While Tuesday's fighting took place outside the area that Israeli forces occupied during their invasion of southern Lebanon five weeks ago, officials said Israeli forces would be reluctant to accelerate their withdrawal from the 6-mile deep strip of Lebanon they still hold if the French troops continue to have difficulty controlling armed activity in the Tyre area.
U.N. Secretary General Kurt Waldheim told the Security Council yesterday that he was pursuing his efforts to "secure a timetable" for a complete Israeli withdrawal.
Waldheim said Palestine Liberation Organization chief Yasser Arafat had "assured me of his cooperation" in preventing more killings of U.N. troops.
Meanwhile, Capt. Jean Menegaux, a French officer with the U.N. force, gave a detailed account of Tuesday's fighting, which he described as "a real battle with heavy weapons."
He said the French commander, Col. Jean-Germain Salvan, who was wounded in the fighting, had met with PLO leaders at 6 p.m. local time to discuss earlier clashes in which French soldiers had killed Lebanese leftist gunmen.
Ten minutes later, a U.N. truck carrying food supplies in the area was destroyed by a rocket-propelled grenade and an accompanying jeep was hit by automatic weapons fire, he said.

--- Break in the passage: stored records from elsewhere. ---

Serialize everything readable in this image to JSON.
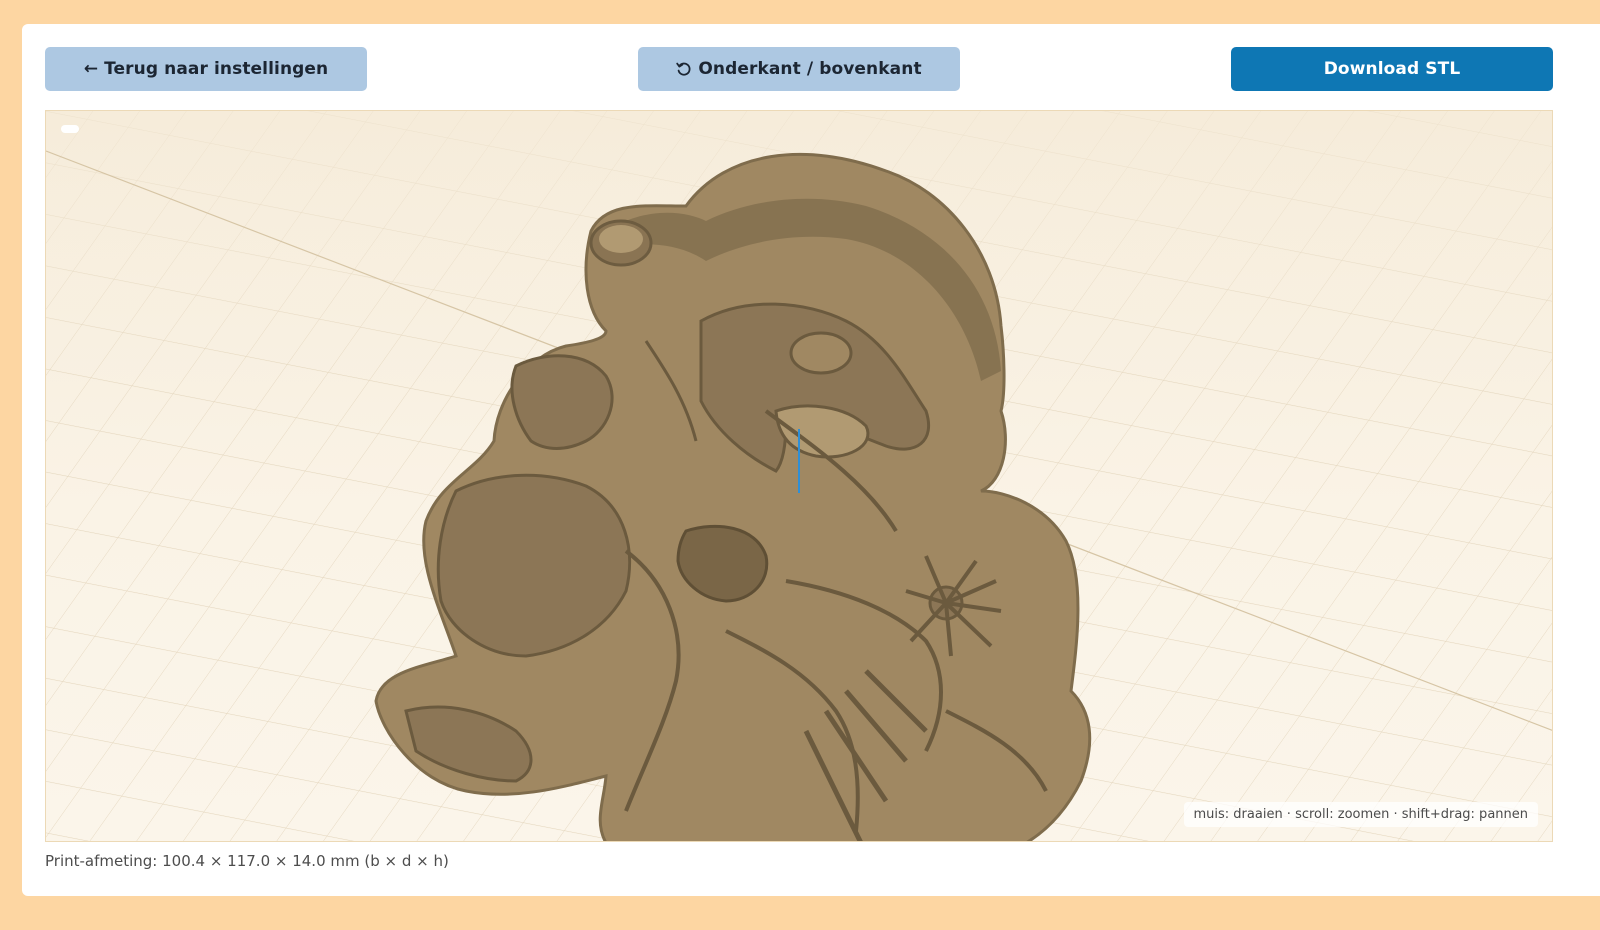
{
  "toolbar": {
    "back_label": "← Terug naar instellingen",
    "flip_icon": "rotate-ccw-icon",
    "flip_label": "Onderkant / bovenkant",
    "download_label": "Download STL"
  },
  "viewer": {
    "hint": "muis: draaien · scroll: zoomen · shift+drag: pannen"
  },
  "footer": {
    "print_size": "Print-afmeting: 100.4 × 117.0 × 14.0 mm (b × d × h)"
  },
  "colors": {
    "page_background": "#fdd6a2",
    "button_light": "#adc8e2",
    "button_primary": "#0e77b4",
    "model_face": "#a08862",
    "model_wall": "#7f6c4c"
  }
}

The colonel immediately broke off the peace talks and led a strong force into the countryside to investigate the incident.
Capt. Menegaux said the U.N. troops came under heavy fire, reinforcements went out and fighting spread quickly.
"They were hitting us from several buildings as well as from camouflaged positions in the orange groves," he said. "In the first few minutes, I saw one of our armored cars exploding in flames after being hit by a rocket."
At the same time, a French soldier was killed when the barracks was hit by rocket and mortar fire, he said.
After almost two hours, PLO officials appealed for a cease-fire and Col. Salvan agreed to drive with them to the front line to implement it.
Capt. Menegaux said the colonel was standing in the back of a PLO truck with a Palestinian liaison officer when it was ambushed about 400 yards from the barracks. The three occupants of the truck were wounded.
Meanwhile, the United Nations Relief and Works Agency for Palestine refugees (UNRWA) announced yesterday that it has decided to move its headquarters from Lebanon for reasons of "efficiency and safety of personnel," according to Agence France-Presse.
The headquarters could be transferred to Damascus, Amman or Vienna, the agency said. UNRWA, established by the U.N. General Assembly in December 1949, stressed that the transfer of its headquarters from Beirut would not affect its services to 201,000 refugees registered with it in Lebanon. They represent less than 12 percent of the Palestinian refugees registered with the agency throughout the Middle East, it said.